Going to college may serve all sorts of social functions that, in my mind, have nothing to do with its real goal. It may be a great socializing experience---some years ago, a colleague tried to convince me that the point of college is, most importantly, to get away from home and have ``relationships.'' (Unsocialized as I am, I responded that I thought it was about problem sets.) In moments of despair, I've worried that college is a modern-day form of papal indulgence or bourgeois nobility for sale, where you pay a small fortune to advance in society and escape its hell. Or that it's a kind of intellectual olestra---that new cooking oil with no calories---which makes you feel like you're learning effortlessly, and only later do you find how it has depleted your opportunity.
But I truly believe that college is none of these things---college isn't summer camp, Disney, or MTV. It's work---how else are we going to make anything of ourselves? That's why the faculty, and teaching assistants, and labs, and libraries---and equally important, the absence of most all other responsibilities---are there. A professor I had in graduate school once told me, in a personal aphorism, how to do research: find a comfortable chair, a nice pen, inviting paper, a quiet room---now, he said, think real hard. The university provided you with that quiet room---metaphorically speaking, so forget about the loud stereo next door---where you could do your own very hard thinking. In years ahead, when your kids are yapping at you, or your boss is breathing down your neck, or your company is ``restructuring,'' or your Ph.D. advisor has you chained to a project that helps build his pyramid, but doesn't do much for your learning experience, that quiet room will be a lot harder to find.
The relationship between professor and student exists, above all, to do the hard work that we celebrate at Commencement. To replace the difficult and often frustrating labor of learning with merely a personal relationship does a great disservice to both parties. A friend of mine, who is a physician, once said that the first responsibility of a doctor is to love your patients. The first responsibility of a professor is to love your students, but that love is not manifested in hugs, or bull sessions, or lunches at the faculty club, or false senses of intellectual success. It's manifested in the clear demonstration of what is known, and in the inspiration to confront the unknown.

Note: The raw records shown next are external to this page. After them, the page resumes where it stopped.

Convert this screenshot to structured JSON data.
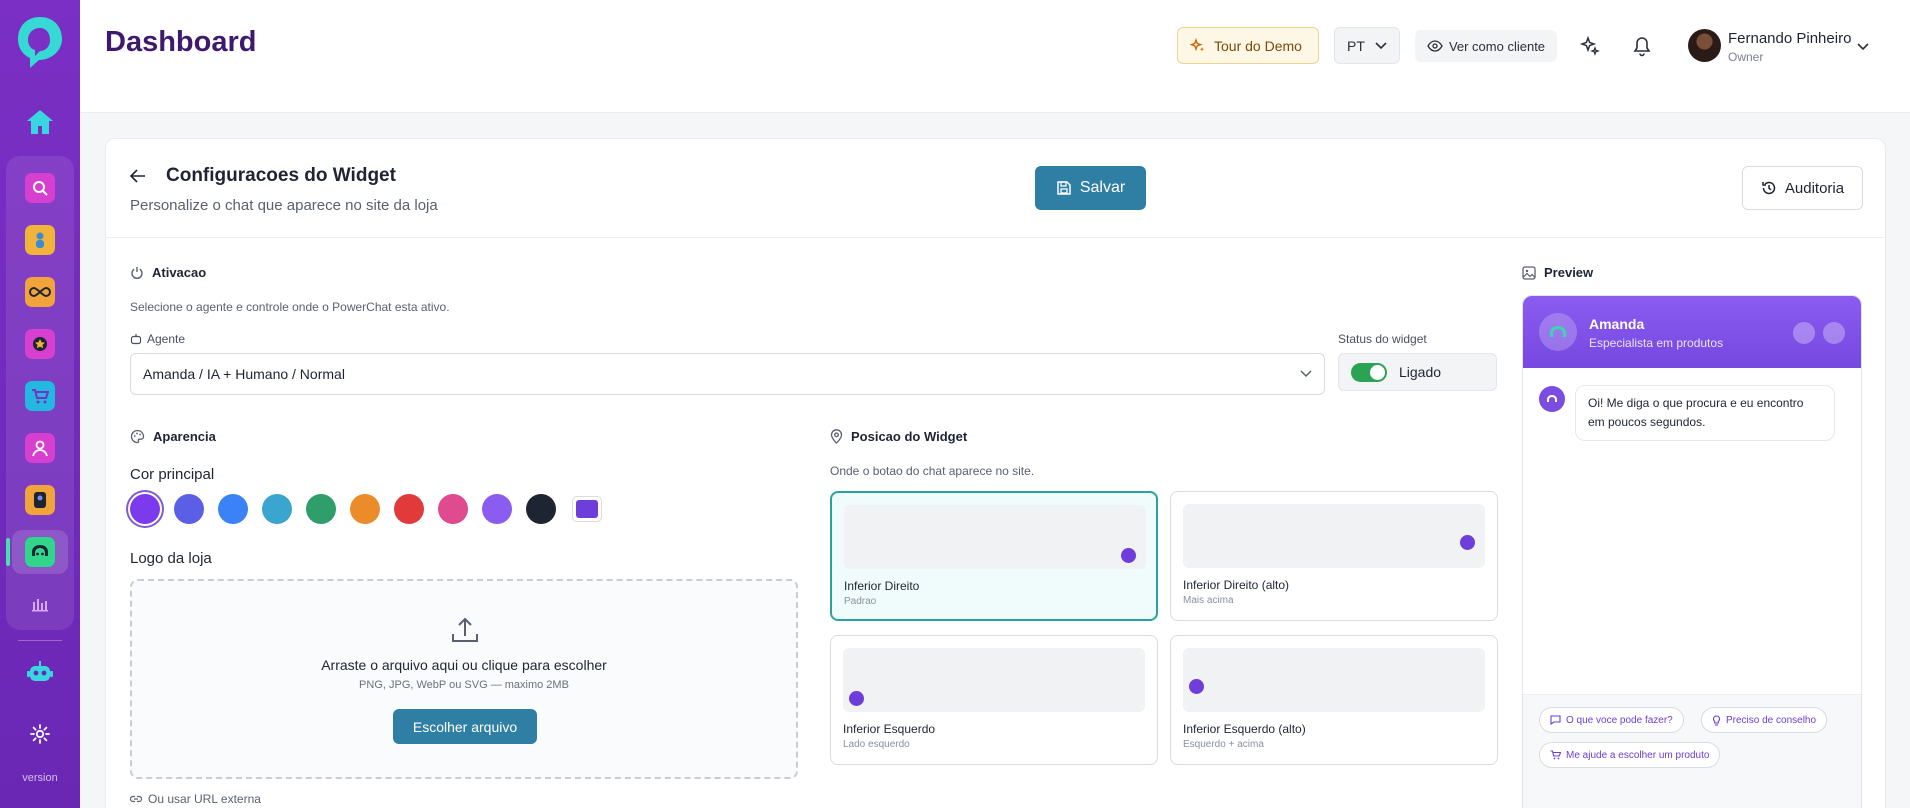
{
  "colors": {
    "sidebar": "#7b2fc4",
    "accent": "#6d3ed9",
    "primary_btn": "#2f7ea3",
    "success": "#2aa354"
  },
  "sidebar": {
    "version": "version"
  },
  "topbar": {
    "title": "Dashboard",
    "tour_label": "Tour do Demo",
    "lang_label": "PT",
    "client_label": "Ver como cliente",
    "user_name": "Fernando Pinheiro",
    "user_role": "Owner"
  },
  "header": {
    "title": "Configuracoes do Widget",
    "subtitle": "Personalize o chat que aparece no site da loja",
    "save_label": "Salvar",
    "audit_label": "Auditoria"
  },
  "activation": {
    "title": "Ativacao",
    "desc": "Selecione o agente e controle onde o PowerChat esta ativo.",
    "agent_label": "Agente",
    "agent_value": "Amanda / IA + Humano / Normal",
    "status_label": "Status do widget",
    "status_value": "Ligado"
  },
  "appearance": {
    "title": "Aparencia",
    "color_label": "Cor principal",
    "swatches": [
      "#7c3aed",
      "#5b5fe6",
      "#3b82f6",
      "#3aa6cf",
      "#2f9e6a",
      "#ec8b2a",
      "#e03a3a",
      "#e04a8e",
      "#8b5cf0",
      "#1f2433"
    ],
    "custom_swatch": "#6d3ed9",
    "logo_label": "Logo da loja",
    "upload_title": "Arraste o arquivo aqui ou clique para escolher",
    "upload_sub": "PNG, JPG, WebP ou SVG — maximo 2MB",
    "upload_btn": "Escolher arquivo",
    "url_alt": "Ou usar URL externa"
  },
  "position": {
    "title": "Posicao do Widget",
    "desc": "Onde o botao do chat aparece no site.",
    "options": [
      {
        "name": "Inferior Direito",
        "sub": "Padrao"
      },
      {
        "name": "Inferior Direito (alto)",
        "sub": "Mais acima"
      },
      {
        "name": "Inferior Esquerdo",
        "sub": "Lado esquerdo"
      },
      {
        "name": "Inferior Esquerdo (alto)",
        "sub": "Esquerdo + acima"
      }
    ]
  },
  "preview": {
    "title": "Preview",
    "agent_name": "Amanda",
    "agent_role": "Especialista em produtos",
    "message": "Oi! Me diga o que procura e eu encontro em poucos segundos.",
    "chips": [
      "O que voce pode fazer?",
      "Preciso de conselho",
      "Me ajude a escolher um produto"
    ]
  }
}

Because I love jokes, I will conclude with one that is very appropriate for today's celebration. A young college graduate is filling out a job application. When asked to list his strengths, he writes, ``I am a hard worker, I am mature, I pick up new things easily, I am self-motivated, I like working with others, I am a good listener, I accept criticism, ...'' and so on and so forth. When asked to list his weaknesses, he only writes, ``Well, sometimes I am not all of those things.'' During your undergraduate years at Brandeis, I hope you got to confront those limits to your abilities. I hope you got to find out that you were ``not all of those things.'' It's inevitable, it's part of being human. How you learn to deal with that inevitability will tell what kind of person you become. Thank you, and congratulations again to all of you.